All remaining extras are on the disc with the theatrical cut. The best is a feature-length documentary titled Maelstrom: the Odyssey of Waterworld. Most of the key behind the camera players are interviewed including writers, producers and, crucially, director Kevin Reynolds. All have had time to consider their experiences on the film, and the result is a detailed, fascinating account of the production’s highs and lows. It will certainly make you think twice about filming an action movie on the open ocean. Sadly, Costner does not participate and Tripplehorn is only present in archival interviews.
Also included is a much more upbeat, short promotional documentary titled Dances with Waves. If nothing else, the title hints at what Universal hoped they were getting. Critic Glenn Kenny presents a thoughtful 20-minute discussion on the history of ‘end of the world films’. It can be a bit scattershot at times, but always interesting. Finally, there’s an impressive array of promotional and production images as well as TV spots and trailers.

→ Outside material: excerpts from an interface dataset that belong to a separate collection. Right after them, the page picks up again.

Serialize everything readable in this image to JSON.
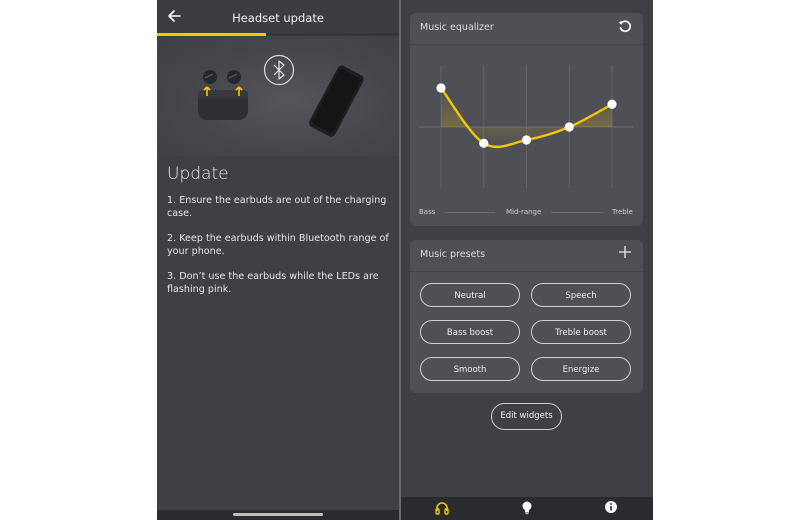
{
  "left_screen": {
    "header": {
      "back_icon": "arrow-left-icon",
      "title": "Headset update"
    },
    "progress": {
      "fraction": 0.45,
      "color": "#f6c700"
    },
    "hero": {
      "icons": [
        "earbuds-case-icon",
        "bluetooth-icon",
        "phone-icon"
      ]
    },
    "section_title": "Update",
    "steps": [
      "1. Ensure the earbuds are out of the charging case.",
      "2. Keep the earbuds within Bluetooth range of your phone.",
      "3. Don’t use the earbuds while the LEDs are flashing pink."
    ]
  },
  "right_screen": {
    "equalizer": {
      "title": "Music equalizer",
      "reset_icon": "reset-icon",
      "bands": [
        {
          "index": 1,
          "level": 0.6
        },
        {
          "index": 2,
          "level": -0.25
        },
        {
          "index": 3,
          "level": -0.2
        },
        {
          "index": 4,
          "level": 0.0
        },
        {
          "index": 5,
          "level": 0.35
        }
      ],
      "labels": {
        "low": "Bass",
        "mid": "Mid-range",
        "high": "Treble"
      },
      "accent_color": "#f6c700"
    },
    "presets": {
      "title": "Music presets",
      "add_icon": "plus-icon",
      "items": [
        "Neutral",
        "Speech",
        "Bass boost",
        "Treble boost",
        "Smooth",
        "Energize"
      ]
    },
    "edit_widgets_label": "Edit widgets",
    "bottom_nav": [
      {
        "icon": "headphones-icon",
        "active": true,
        "color": "#f6c700"
      },
      {
        "icon": "lightbulb-icon",
        "active": false,
        "color": "#ffffff"
      },
      {
        "icon": "info-icon",
        "active": false,
        "color": "#ffffff"
      }
    ]
  }
}
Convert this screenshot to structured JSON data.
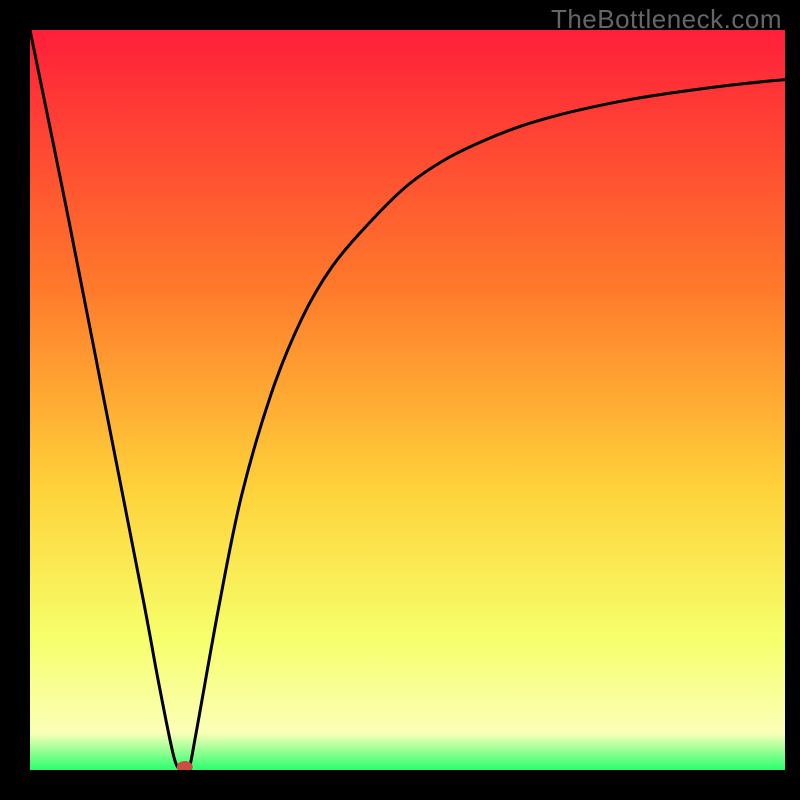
{
  "watermark": "TheBottleneck.com",
  "colors": {
    "frame": "#000000",
    "gradient_top": "#ff1f3a",
    "gradient_upper_mid": "#ff7a2b",
    "gradient_mid": "#ffd23a",
    "gradient_lower_mid": "#f6ff6a",
    "gradient_bottom_yellow": "#fbffb8",
    "gradient_bottom_green": "#2aff6e",
    "curve": "#000000",
    "marker": "#c94f45"
  },
  "chart_data": {
    "type": "line",
    "title": "",
    "xlabel": "",
    "ylabel": "",
    "xlim": [
      0,
      100
    ],
    "ylim": [
      0,
      100
    ],
    "x": [
      0,
      5,
      10,
      15,
      17,
      19,
      20,
      21,
      22,
      25,
      28,
      32,
      36,
      40,
      45,
      50,
      55,
      60,
      65,
      70,
      75,
      80,
      85,
      90,
      95,
      100
    ],
    "values": [
      100,
      75,
      49,
      23,
      12,
      2,
      0,
      0,
      5,
      22,
      37,
      51,
      61,
      68,
      74,
      79,
      82.5,
      85,
      87,
      88.5,
      89.7,
      90.7,
      91.5,
      92.2,
      92.8,
      93.3
    ],
    "marker": {
      "x": 20.5,
      "y": 0
    }
  }
}
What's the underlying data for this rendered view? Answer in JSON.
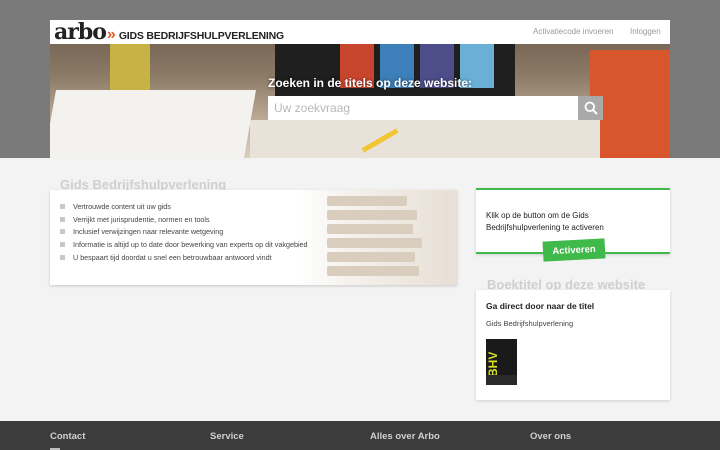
{
  "header": {
    "logo_word": "arbo",
    "logo_title": "GIDS BEDRIJFSHULPVERLENING",
    "links": {
      "activate": "Activatiecode invoeren",
      "login": "Inloggen"
    }
  },
  "hero": {
    "search_label": "Zoeken in de titels op deze website:",
    "search_placeholder": "Uw zoekvraag"
  },
  "features": {
    "title": "Gids Bedrijfshulpverlening",
    "items": [
      "Vertrouwde content uit uw gids",
      "Verrijkt met jurisprudentie, normen en tools",
      "Inclusief verwijzingen naar relevante wetgeving",
      "Informatie is altijd up to date door bewerking van experts op dit vakgebied",
      "U bespaart tijd doordat u snel een betrouwbaar antwoord vindt"
    ]
  },
  "activate": {
    "text": "Klik op de button om de Gids Bedrijfshulpverlening te activeren",
    "button": "Activeren"
  },
  "books": {
    "section_title": "Boektitel op deze website",
    "heading": "Ga direct door naar de titel",
    "title": "Gids Bedrijfshulpverlening",
    "cover_text": "BHV"
  },
  "footer": {
    "columns": [
      "Contact",
      "Service",
      "Alles over Arbo",
      "Over ons"
    ]
  },
  "colors": {
    "accent_green": "#3fb94a",
    "brand_orange": "#e65c2a",
    "footer_bg": "#3c3c3c"
  }
}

There’s no mention on any of the discs about how the alternate cuts were produced, although this information may be in the 60-page accompanying booklet (which wasn’t provided for review). Discs two and three of the set are a limited edition, so if you want to see the Ulysses cut in all its high definition glory, it’s worth buying early.
Review by Jim Whalley.